- **Data to use**:
.....

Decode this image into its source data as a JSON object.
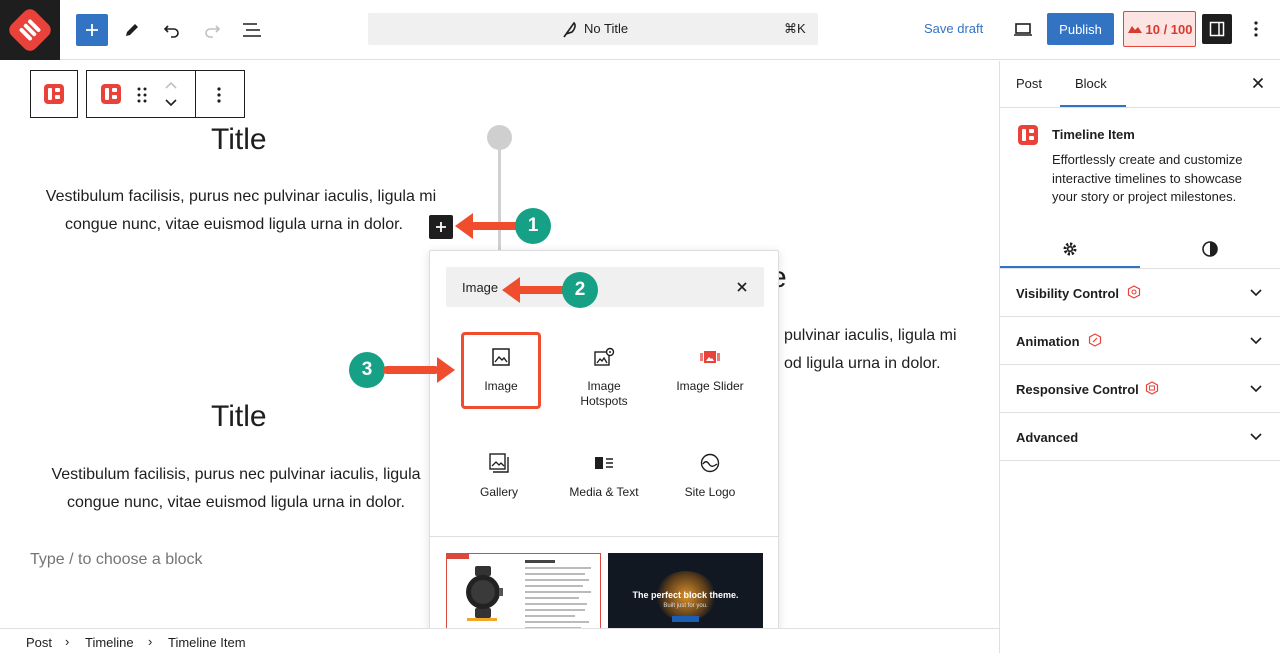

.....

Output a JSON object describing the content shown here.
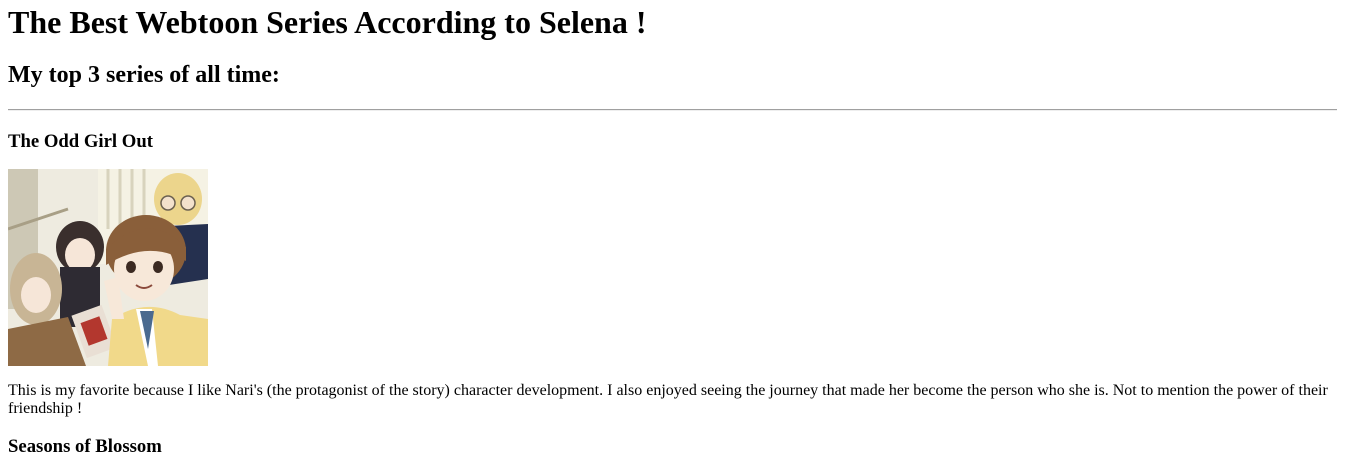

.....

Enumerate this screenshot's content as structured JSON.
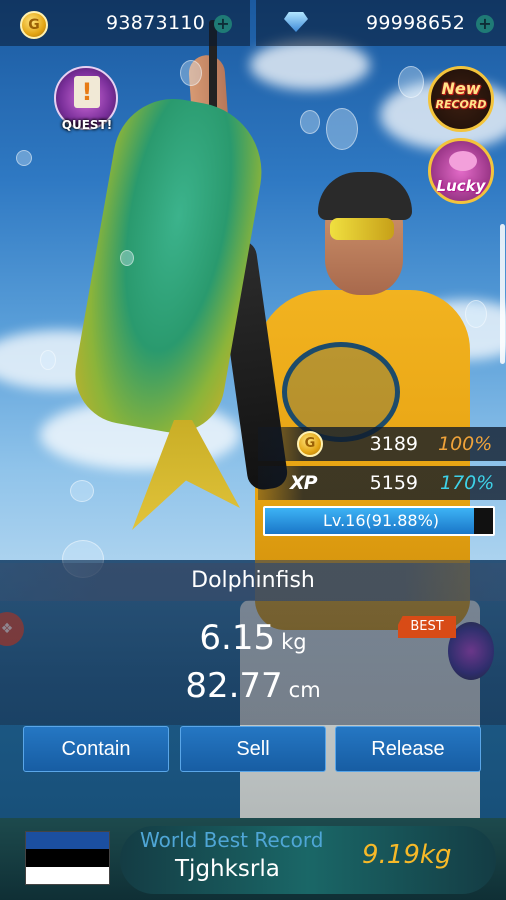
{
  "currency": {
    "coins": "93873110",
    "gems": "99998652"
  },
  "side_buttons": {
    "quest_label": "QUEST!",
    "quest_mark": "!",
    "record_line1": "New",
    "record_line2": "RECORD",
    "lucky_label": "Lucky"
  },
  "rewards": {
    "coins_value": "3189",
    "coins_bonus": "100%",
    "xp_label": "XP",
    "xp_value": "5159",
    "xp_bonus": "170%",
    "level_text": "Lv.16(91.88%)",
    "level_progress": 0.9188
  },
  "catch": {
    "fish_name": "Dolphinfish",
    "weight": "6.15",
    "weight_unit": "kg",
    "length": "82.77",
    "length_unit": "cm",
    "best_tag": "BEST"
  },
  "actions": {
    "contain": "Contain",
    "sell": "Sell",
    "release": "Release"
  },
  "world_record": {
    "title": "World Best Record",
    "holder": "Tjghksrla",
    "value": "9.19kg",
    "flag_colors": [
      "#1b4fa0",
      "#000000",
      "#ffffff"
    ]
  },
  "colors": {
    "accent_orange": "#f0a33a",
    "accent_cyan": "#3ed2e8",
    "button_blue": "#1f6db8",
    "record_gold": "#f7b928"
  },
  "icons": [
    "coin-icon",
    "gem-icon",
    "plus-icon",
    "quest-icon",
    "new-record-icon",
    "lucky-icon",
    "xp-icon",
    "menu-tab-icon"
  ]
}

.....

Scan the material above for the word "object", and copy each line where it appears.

Decode this image into its source data as a JSON object.
Output a JSON object describing the content shown here.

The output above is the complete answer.